- [TO DO] What is needed is a word-for-word copy of every record below, minus the pictures.

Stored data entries
·····

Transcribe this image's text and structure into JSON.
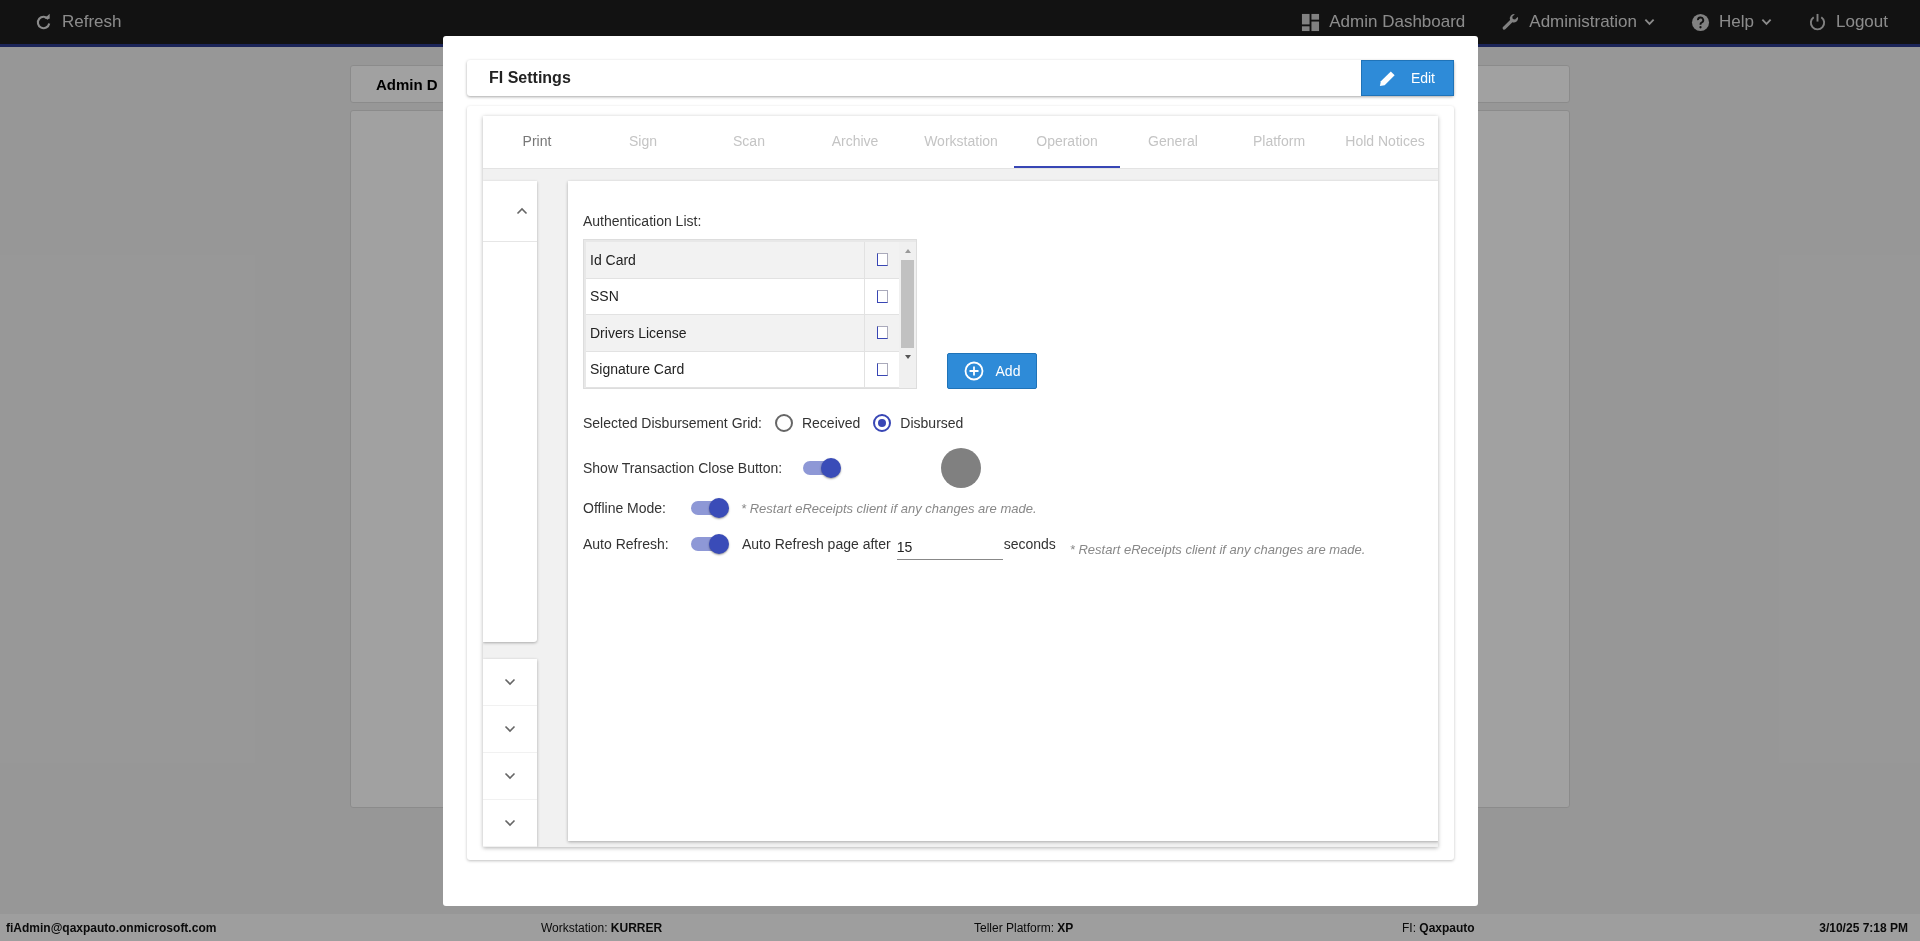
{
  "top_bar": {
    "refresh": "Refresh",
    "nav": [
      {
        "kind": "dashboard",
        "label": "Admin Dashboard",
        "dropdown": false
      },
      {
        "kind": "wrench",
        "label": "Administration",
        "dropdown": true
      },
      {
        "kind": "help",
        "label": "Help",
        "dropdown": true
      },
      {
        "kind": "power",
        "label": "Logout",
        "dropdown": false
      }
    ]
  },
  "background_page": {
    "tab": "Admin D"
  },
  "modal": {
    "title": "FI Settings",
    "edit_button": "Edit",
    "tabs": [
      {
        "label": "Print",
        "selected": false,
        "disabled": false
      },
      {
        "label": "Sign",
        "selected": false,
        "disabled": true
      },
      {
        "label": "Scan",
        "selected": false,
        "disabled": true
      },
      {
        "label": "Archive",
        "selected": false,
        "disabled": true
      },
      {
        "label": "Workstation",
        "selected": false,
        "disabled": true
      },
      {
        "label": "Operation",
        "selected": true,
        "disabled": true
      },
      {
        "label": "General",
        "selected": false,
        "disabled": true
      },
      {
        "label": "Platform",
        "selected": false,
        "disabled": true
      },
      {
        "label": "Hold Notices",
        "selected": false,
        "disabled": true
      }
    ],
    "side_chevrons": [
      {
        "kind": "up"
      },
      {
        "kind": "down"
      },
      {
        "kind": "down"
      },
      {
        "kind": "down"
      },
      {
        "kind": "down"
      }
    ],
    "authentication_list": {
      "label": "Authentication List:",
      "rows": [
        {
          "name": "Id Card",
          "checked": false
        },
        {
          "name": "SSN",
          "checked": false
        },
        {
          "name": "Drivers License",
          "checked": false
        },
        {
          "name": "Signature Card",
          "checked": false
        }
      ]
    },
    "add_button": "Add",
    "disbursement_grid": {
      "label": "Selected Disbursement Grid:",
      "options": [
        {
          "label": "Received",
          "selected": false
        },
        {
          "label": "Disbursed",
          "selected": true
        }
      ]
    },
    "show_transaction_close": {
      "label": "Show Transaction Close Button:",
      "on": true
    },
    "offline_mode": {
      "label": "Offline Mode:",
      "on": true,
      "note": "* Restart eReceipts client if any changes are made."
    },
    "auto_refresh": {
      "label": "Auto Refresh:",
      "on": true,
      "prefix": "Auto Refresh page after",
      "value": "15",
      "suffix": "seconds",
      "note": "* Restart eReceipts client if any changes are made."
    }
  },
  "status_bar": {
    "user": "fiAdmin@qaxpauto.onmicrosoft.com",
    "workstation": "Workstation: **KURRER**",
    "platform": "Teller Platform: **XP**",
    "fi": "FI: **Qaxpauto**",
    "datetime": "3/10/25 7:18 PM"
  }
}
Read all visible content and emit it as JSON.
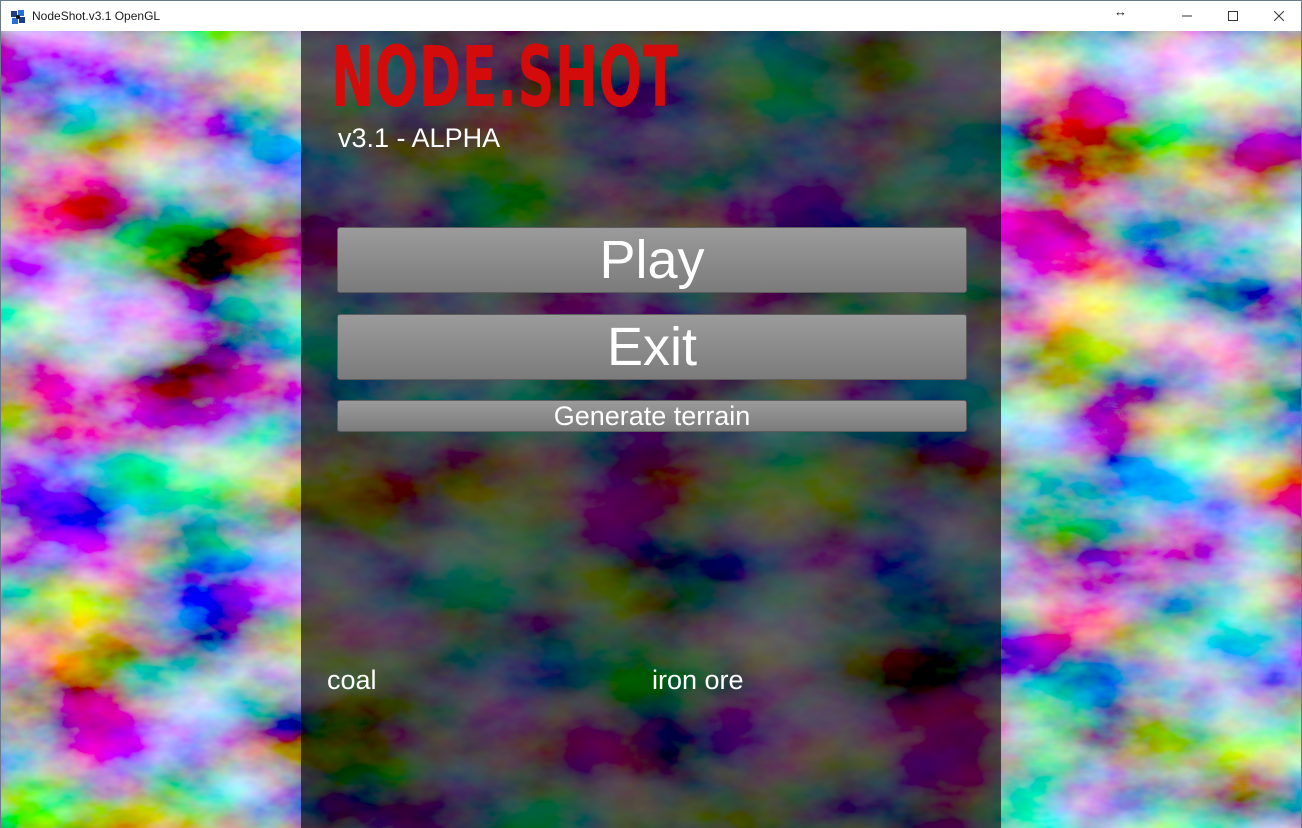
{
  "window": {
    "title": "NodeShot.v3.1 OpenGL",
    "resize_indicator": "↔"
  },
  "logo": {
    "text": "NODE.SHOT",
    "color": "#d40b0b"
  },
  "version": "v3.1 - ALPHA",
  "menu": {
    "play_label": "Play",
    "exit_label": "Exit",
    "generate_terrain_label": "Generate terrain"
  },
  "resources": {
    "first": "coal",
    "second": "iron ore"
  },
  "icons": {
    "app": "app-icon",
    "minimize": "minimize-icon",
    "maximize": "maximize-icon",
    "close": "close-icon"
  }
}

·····

- [RESPONSE TO THE EXERCISE]
Transcribe this image's text and structure into JSON.
{
  "top_bar": {
    "refresh": "Refresh",
    "nav": [
      {
        "kind": "dashboard",
        "label": "Admin Dashboard",
        "dropdown": false
      },
      {
        "kind": "wrench",
        "label": "Administration",
        "dropdown": true
      },
      {
        "kind": "help",
        "label": "Help",
        "dropdown": true
      },
      {
        "kind": "power",
        "label": "Logout",
        "dropdown": false
      }
    ]
  },
  "background_page": {
    "tab": "Admin D"
  },
  "modal": {
    "title": "FI Settings",
    "edit_button": "Edit",
    "tabs": [
      {
        "label": "Print",
        "selected": false,
        "disabled": false
      },
      {
        "label": "Sign",
        "selected": false,
        "disabled": true
      },
      {
        "label": "Scan",
        "selected": false,
        "disabled": true
      },
      {
        "label": "Archive",
        "selected": false,
        "disabled": true
      },
      {
        "label": "Workstation",
        "selected": false,
        "disabled": true
      },
      {
        "label": "Operation",
        "selected": true,
        "disabled": true
      },
      {
        "label": "General",
        "selected": false,
        "disabled": true
      },
      {
        "label": "Platform",
        "selected": false,
        "disabled": true
      },
      {
        "label": "Hold Notices",
        "selected": false,
        "disabled": true
      }
    ],
    "side_chevrons": [
      {
        "kind": "up"
      },
      {
        "kind": "down"
      },
      {
        "kind": "down"
      },
      {
        "kind": "down"
      },
      {
        "kind": "down"
      }
    ],
    "authentication_list": {
      "label": "Authentication List:",
      "rows": [
        {
          "name": "Id Card",
          "checked": false
        },
        {
          "name": "SSN",
          "checked": false
        },
        {
          "name": "Drivers License",
          "checked": false
        },
        {
          "name": "Signature Card",
          "checked": false
        }
      ]
    },
    "add_button": "Add",
    "disbursement_grid": {
      "label": "Selected Disbursement Grid:",
      "options": [
        {
          "label": "Received",
          "selected": false
        },
        {
          "label": "Disbursed",
          "selected": true
        }
      ]
    },
    "show_transaction_close": {
      "label": "Show Transaction Close Button:",
      "on": true
    },
    "offline_mode": {
      "label": "Offline Mode:",
      "on": true,
      "note": "* Restart eReceipts client if any changes are made."
    },
    "auto_refresh": {
      "label": "Auto Refresh:",
      "on": true,
      "prefix": "Auto Refresh page after",
      "value": "15",
      "suffix": "seconds",
      "note": "* Restart eReceipts client if any changes are made."
    }
  },
  "status_bar": {
    "user": "fiAdmin@qaxpauto.onmicrosoft.com",
    "workstation": "Workstation: **KURRER**",
    "platform": "Teller Platform: **XP**",
    "fi": "FI: **Qaxpauto**",
    "datetime": "3/10/25 7:18 PM"
  }
}
Read all visible content and emit it as JSON.
{
  "window": {
    "title": "NodeShot.v3.1 OpenGL",
    "resize_indicator": "↔"
  },
  "logo": {
    "text": "NODE.SHOT",
    "color": "#d40b0b"
  },
  "version": "v3.1 - ALPHA",
  "menu": {
    "play_label": "Play",
    "exit_label": "Exit",
    "generate_terrain_label": "Generate terrain"
  },
  "resources": {
    "first": "coal",
    "second": "iron ore"
  },
  "icons": {
    "app": "app-icon",
    "minimize": "minimize-icon",
    "maximize": "maximize-icon",
    "close": "close-icon"
  }
}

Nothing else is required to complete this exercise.